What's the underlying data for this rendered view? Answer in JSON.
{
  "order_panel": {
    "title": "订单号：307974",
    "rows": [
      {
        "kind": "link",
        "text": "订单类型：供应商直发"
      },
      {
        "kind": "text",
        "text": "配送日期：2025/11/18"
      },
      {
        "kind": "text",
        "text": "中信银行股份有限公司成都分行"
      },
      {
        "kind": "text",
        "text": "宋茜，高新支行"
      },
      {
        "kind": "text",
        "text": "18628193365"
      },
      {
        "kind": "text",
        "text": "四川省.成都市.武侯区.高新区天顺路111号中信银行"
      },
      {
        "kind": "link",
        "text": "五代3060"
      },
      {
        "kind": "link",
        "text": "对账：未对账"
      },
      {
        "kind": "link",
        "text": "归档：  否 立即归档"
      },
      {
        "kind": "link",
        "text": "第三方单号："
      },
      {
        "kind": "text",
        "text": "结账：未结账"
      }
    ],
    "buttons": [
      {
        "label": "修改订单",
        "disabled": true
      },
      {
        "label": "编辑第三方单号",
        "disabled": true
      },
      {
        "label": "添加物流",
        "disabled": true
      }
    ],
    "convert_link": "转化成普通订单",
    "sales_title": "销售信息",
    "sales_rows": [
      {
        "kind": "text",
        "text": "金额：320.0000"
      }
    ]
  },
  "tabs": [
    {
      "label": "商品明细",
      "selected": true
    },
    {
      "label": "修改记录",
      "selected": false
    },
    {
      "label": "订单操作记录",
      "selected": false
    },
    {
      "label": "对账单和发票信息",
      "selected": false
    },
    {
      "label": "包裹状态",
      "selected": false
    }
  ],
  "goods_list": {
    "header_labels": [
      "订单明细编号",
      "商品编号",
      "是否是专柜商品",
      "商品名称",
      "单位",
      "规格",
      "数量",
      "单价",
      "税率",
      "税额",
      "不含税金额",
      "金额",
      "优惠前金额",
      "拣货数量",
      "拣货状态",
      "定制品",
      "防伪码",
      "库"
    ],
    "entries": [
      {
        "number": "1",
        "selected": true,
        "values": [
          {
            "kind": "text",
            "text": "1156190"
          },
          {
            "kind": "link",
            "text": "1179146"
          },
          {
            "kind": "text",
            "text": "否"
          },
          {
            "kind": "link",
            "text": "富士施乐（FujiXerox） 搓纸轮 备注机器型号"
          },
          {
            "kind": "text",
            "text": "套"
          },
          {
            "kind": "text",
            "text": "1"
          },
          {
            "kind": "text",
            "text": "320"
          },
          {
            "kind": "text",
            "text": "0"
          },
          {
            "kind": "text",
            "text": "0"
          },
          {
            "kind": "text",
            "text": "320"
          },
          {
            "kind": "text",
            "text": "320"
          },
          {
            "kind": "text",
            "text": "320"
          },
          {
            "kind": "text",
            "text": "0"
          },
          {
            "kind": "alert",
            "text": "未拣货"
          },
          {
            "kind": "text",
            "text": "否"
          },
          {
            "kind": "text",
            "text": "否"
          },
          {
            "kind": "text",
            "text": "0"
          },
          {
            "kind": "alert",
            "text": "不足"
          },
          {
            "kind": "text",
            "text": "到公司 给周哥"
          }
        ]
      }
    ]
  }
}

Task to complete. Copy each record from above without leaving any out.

Written reply.
What's the underlying data for this rendered view? Answer in JSON.
{
  "order_panel": {
    "title": "订单号：307974",
    "rows": [
      {
        "kind": "link",
        "text": "订单类型：供应商直发"
      },
      {
        "kind": "text",
        "text": "配送日期：2025/11/18"
      },
      {
        "kind": "text",
        "text": "中信银行股份有限公司成都分行"
      },
      {
        "kind": "text",
        "text": "宋茜，高新支行"
      },
      {
        "kind": "text",
        "text": "18628193365"
      },
      {
        "kind": "text",
        "text": "四川省.成都市.武侯区.高新区天顺路111号中信银行"
      },
      {
        "kind": "link",
        "text": "五代3060"
      },
      {
        "kind": "link",
        "text": "对账：未对账"
      },
      {
        "kind": "link",
        "text": "归档：  否 立即归档"
      },
      {
        "kind": "link",
        "text": "第三方单号："
      },
      {
        "kind": "text",
        "text": "结账：未结账"
      }
    ],
    "buttons": [
      {
        "label": "修改订单",
        "disabled": true
      },
      {
        "label": "编辑第三方单号",
        "disabled": true
      },
      {
        "label": "添加物流",
        "disabled": true
      }
    ],
    "convert_link": "转化成普通订单",
    "sales_title": "销售信息",
    "sales_rows": [
      {
        "kind": "text",
        "text": "金额：320.0000"
      }
    ]
  },
  "tabs": [
    {
      "label": "商品明细",
      "selected": true
    },
    {
      "label": "修改记录",
      "selected": false
    },
    {
      "label": "订单操作记录",
      "selected": false
    },
    {
      "label": "对账单和发票信息",
      "selected": false
    },
    {
      "label": "包裹状态",
      "selected": false
    }
  ],
  "goods_list": {
    "header_labels": [
      "订单明细编号",
      "商品编号",
      "是否是专柜商品",
      "商品名称",
      "单位",
      "规格",
      "数量",
      "单价",
      "税率",
      "税额",
      "不含税金额",
      "金额",
      "优惠前金额",
      "拣货数量",
      "拣货状态",
      "定制品",
      "防伪码",
      "库"
    ],
    "entries": [
      {
        "number": "1",
        "selected": true,
        "values": [
          {
            "kind": "text",
            "text": "1156190"
          },
          {
            "kind": "link",
            "text": "1179146"
          },
          {
            "kind": "text",
            "text": "否"
          },
          {
            "kind": "link",
            "text": "富士施乐（FujiXerox） 搓纸轮 备注机器型号"
          },
          {
            "kind": "text",
            "text": "套"
          },
          {
            "kind": "text",
            "text": "1"
          },
          {
            "kind": "text",
            "text": "320"
          },
          {
            "kind": "text",
            "text": "0"
          },
          {
            "kind": "text",
            "text": "0"
          },
          {
            "kind": "text",
            "text": "320"
          },
          {
            "kind": "text",
            "text": "320"
          },
          {
            "kind": "text",
            "text": "320"
          },
          {
            "kind": "text",
            "text": "0"
          },
          {
            "kind": "alert",
            "text": "未拣货"
          },
          {
            "kind": "text",
            "text": "否"
          },
          {
            "kind": "text",
            "text": "否"
          },
          {
            "kind": "text",
            "text": "0"
          },
          {
            "kind": "alert",
            "text": "不足"
          },
          {
            "kind": "text",
            "text": "到公司 给周哥"
          }
        ]
      }
    ]
  }
}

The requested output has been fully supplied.